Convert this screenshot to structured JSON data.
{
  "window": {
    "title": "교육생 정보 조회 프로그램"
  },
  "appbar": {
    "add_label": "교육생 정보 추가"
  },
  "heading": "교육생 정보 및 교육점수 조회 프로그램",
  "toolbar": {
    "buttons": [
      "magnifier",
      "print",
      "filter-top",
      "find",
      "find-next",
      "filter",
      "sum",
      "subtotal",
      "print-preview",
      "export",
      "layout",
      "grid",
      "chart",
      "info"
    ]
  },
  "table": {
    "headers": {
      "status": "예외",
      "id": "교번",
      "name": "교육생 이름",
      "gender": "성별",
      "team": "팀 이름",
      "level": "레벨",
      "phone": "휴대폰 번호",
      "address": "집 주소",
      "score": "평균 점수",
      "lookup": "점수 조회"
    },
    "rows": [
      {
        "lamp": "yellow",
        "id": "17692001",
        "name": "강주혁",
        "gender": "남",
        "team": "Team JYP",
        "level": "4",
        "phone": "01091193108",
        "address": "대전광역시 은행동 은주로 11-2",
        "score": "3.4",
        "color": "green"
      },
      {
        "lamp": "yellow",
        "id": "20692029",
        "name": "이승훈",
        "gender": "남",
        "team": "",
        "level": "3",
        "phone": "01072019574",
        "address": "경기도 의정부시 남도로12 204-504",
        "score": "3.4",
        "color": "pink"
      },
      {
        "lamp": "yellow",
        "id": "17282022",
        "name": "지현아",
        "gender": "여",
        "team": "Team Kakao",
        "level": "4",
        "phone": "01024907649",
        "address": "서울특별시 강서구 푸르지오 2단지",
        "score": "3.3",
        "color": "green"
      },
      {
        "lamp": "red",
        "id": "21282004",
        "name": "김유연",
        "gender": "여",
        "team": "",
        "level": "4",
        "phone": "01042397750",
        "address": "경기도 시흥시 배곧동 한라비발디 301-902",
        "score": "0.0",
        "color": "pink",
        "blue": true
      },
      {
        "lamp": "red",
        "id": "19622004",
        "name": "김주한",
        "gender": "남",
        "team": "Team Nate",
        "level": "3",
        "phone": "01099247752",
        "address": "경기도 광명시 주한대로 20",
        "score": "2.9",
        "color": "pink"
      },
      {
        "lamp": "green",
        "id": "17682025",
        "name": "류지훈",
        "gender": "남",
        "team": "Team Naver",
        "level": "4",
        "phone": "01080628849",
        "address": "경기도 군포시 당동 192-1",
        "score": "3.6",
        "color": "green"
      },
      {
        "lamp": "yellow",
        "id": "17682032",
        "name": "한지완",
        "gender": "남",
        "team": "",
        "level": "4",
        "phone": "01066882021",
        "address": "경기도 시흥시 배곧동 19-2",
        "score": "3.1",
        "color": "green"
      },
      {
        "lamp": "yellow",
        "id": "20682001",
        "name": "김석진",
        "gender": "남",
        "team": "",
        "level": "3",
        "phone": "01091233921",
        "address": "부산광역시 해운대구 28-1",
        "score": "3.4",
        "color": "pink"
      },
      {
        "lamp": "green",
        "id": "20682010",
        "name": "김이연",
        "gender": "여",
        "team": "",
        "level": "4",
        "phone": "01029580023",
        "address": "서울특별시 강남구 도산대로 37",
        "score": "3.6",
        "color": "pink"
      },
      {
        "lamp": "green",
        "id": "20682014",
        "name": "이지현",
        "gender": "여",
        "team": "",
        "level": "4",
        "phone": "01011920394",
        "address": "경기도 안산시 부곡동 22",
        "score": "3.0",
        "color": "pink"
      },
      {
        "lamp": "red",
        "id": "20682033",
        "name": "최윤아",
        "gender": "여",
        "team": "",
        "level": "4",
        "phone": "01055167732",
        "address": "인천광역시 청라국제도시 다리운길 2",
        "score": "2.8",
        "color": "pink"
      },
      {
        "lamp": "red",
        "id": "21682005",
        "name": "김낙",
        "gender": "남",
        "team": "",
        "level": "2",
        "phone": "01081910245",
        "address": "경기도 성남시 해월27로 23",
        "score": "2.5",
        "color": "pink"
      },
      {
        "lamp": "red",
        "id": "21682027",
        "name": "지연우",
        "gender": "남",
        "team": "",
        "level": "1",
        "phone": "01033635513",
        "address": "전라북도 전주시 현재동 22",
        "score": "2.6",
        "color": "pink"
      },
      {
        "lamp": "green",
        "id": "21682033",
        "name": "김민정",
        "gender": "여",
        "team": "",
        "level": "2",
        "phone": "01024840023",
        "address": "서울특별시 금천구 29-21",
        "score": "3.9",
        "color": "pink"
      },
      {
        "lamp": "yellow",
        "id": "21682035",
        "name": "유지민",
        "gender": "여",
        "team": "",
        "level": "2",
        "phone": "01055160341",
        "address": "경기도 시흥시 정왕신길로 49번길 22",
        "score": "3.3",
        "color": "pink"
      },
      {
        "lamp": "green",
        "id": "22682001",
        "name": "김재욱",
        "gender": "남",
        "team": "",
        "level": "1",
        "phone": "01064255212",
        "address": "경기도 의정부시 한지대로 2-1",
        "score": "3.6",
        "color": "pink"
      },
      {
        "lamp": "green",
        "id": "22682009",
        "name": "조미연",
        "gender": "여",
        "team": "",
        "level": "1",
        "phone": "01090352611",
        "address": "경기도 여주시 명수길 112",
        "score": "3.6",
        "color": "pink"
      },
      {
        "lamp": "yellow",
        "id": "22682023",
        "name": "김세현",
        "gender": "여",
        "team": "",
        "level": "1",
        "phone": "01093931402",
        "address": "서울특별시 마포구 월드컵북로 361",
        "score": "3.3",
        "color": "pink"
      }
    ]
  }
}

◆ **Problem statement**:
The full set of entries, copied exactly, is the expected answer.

◆ **Expected output**:
Convert this screenshot to structured JSON data.
{
  "window": {
    "title": "교육생 정보 조회 프로그램"
  },
  "appbar": {
    "add_label": "교육생 정보 추가"
  },
  "heading": "교육생 정보 및 교육점수 조회 프로그램",
  "toolbar": {
    "buttons": [
      "magnifier",
      "print",
      "filter-top",
      "find",
      "find-next",
      "filter",
      "sum",
      "subtotal",
      "print-preview",
      "export",
      "layout",
      "grid",
      "chart",
      "info"
    ]
  },
  "table": {
    "headers": {
      "status": "예외",
      "id": "교번",
      "name": "교육생 이름",
      "gender": "성별",
      "team": "팀 이름",
      "level": "레벨",
      "phone": "휴대폰 번호",
      "address": "집 주소",
      "score": "평균 점수",
      "lookup": "점수 조회"
    },
    "rows": [
      {
        "lamp": "yellow",
        "id": "17692001",
        "name": "강주혁",
        "gender": "남",
        "team": "Team JYP",
        "level": "4",
        "phone": "01091193108",
        "address": "대전광역시 은행동 은주로 11-2",
        "score": "3.4",
        "color": "green"
      },
      {
        "lamp": "yellow",
        "id": "20692029",
        "name": "이승훈",
        "gender": "남",
        "team": "",
        "level": "3",
        "phone": "01072019574",
        "address": "경기도 의정부시 남도로12 204-504",
        "score": "3.4",
        "color": "pink"
      },
      {
        "lamp": "yellow",
        "id": "17282022",
        "name": "지현아",
        "gender": "여",
        "team": "Team Kakao",
        "level": "4",
        "phone": "01024907649",
        "address": "서울특별시 강서구 푸르지오 2단지",
        "score": "3.3",
        "color": "green"
      },
      {
        "lamp": "red",
        "id": "21282004",
        "name": "김유연",
        "gender": "여",
        "team": "",
        "level": "4",
        "phone": "01042397750",
        "address": "경기도 시흥시 배곧동 한라비발디 301-902",
        "score": "0.0",
        "color": "pink",
        "blue": true
      },
      {
        "lamp": "red",
        "id": "19622004",
        "name": "김주한",
        "gender": "남",
        "team": "Team Nate",
        "level": "3",
        "phone": "01099247752",
        "address": "경기도 광명시 주한대로 20",
        "score": "2.9",
        "color": "pink"
      },
      {
        "lamp": "green",
        "id": "17682025",
        "name": "류지훈",
        "gender": "남",
        "team": "Team Naver",
        "level": "4",
        "phone": "01080628849",
        "address": "경기도 군포시 당동 192-1",
        "score": "3.6",
        "color": "green"
      },
      {
        "lamp": "yellow",
        "id": "17682032",
        "name": "한지완",
        "gender": "남",
        "team": "",
        "level": "4",
        "phone": "01066882021",
        "address": "경기도 시흥시 배곧동 19-2",
        "score": "3.1",
        "color": "green"
      },
      {
        "lamp": "yellow",
        "id": "20682001",
        "name": "김석진",
        "gender": "남",
        "team": "",
        "level": "3",
        "phone": "01091233921",
        "address": "부산광역시 해운대구 28-1",
        "score": "3.4",
        "color": "pink"
      },
      {
        "lamp": "green",
        "id": "20682010",
        "name": "김이연",
        "gender": "여",
        "team": "",
        "level": "4",
        "phone": "01029580023",
        "address": "서울특별시 강남구 도산대로 37",
        "score": "3.6",
        "color": "pink"
      },
      {
        "lamp": "green",
        "id": "20682014",
        "name": "이지현",
        "gender": "여",
        "team": "",
        "level": "4",
        "phone": "01011920394",
        "address": "경기도 안산시 부곡동 22",
        "score": "3.0",
        "color": "pink"
      },
      {
        "lamp": "red",
        "id": "20682033",
        "name": "최윤아",
        "gender": "여",
        "team": "",
        "level": "4",
        "phone": "01055167732",
        "address": "인천광역시 청라국제도시 다리운길 2",
        "score": "2.8",
        "color": "pink"
      },
      {
        "lamp": "red",
        "id": "21682005",
        "name": "김낙",
        "gender": "남",
        "team": "",
        "level": "2",
        "phone": "01081910245",
        "address": "경기도 성남시 해월27로 23",
        "score": "2.5",
        "color": "pink"
      },
      {
        "lamp": "red",
        "id": "21682027",
        "name": "지연우",
        "gender": "남",
        "team": "",
        "level": "1",
        "phone": "01033635513",
        "address": "전라북도 전주시 현재동 22",
        "score": "2.6",
        "color": "pink"
      },
      {
        "lamp": "green",
        "id": "21682033",
        "name": "김민정",
        "gender": "여",
        "team": "",
        "level": "2",
        "phone": "01024840023",
        "address": "서울특별시 금천구 29-21",
        "score": "3.9",
        "color": "pink"
      },
      {
        "lamp": "yellow",
        "id": "21682035",
        "name": "유지민",
        "gender": "여",
        "team": "",
        "level": "2",
        "phone": "01055160341",
        "address": "경기도 시흥시 정왕신길로 49번길 22",
        "score": "3.3",
        "color": "pink"
      },
      {
        "lamp": "green",
        "id": "22682001",
        "name": "김재욱",
        "gender": "남",
        "team": "",
        "level": "1",
        "phone": "01064255212",
        "address": "경기도 의정부시 한지대로 2-1",
        "score": "3.6",
        "color": "pink"
      },
      {
        "lamp": "green",
        "id": "22682009",
        "name": "조미연",
        "gender": "여",
        "team": "",
        "level": "1",
        "phone": "01090352611",
        "address": "경기도 여주시 명수길 112",
        "score": "3.6",
        "color": "pink"
      },
      {
        "lamp": "yellow",
        "id": "22682023",
        "name": "김세현",
        "gender": "여",
        "team": "",
        "level": "1",
        "phone": "01093931402",
        "address": "서울특별시 마포구 월드컵북로 361",
        "score": "3.3",
        "color": "pink"
      }
    ]
  }
}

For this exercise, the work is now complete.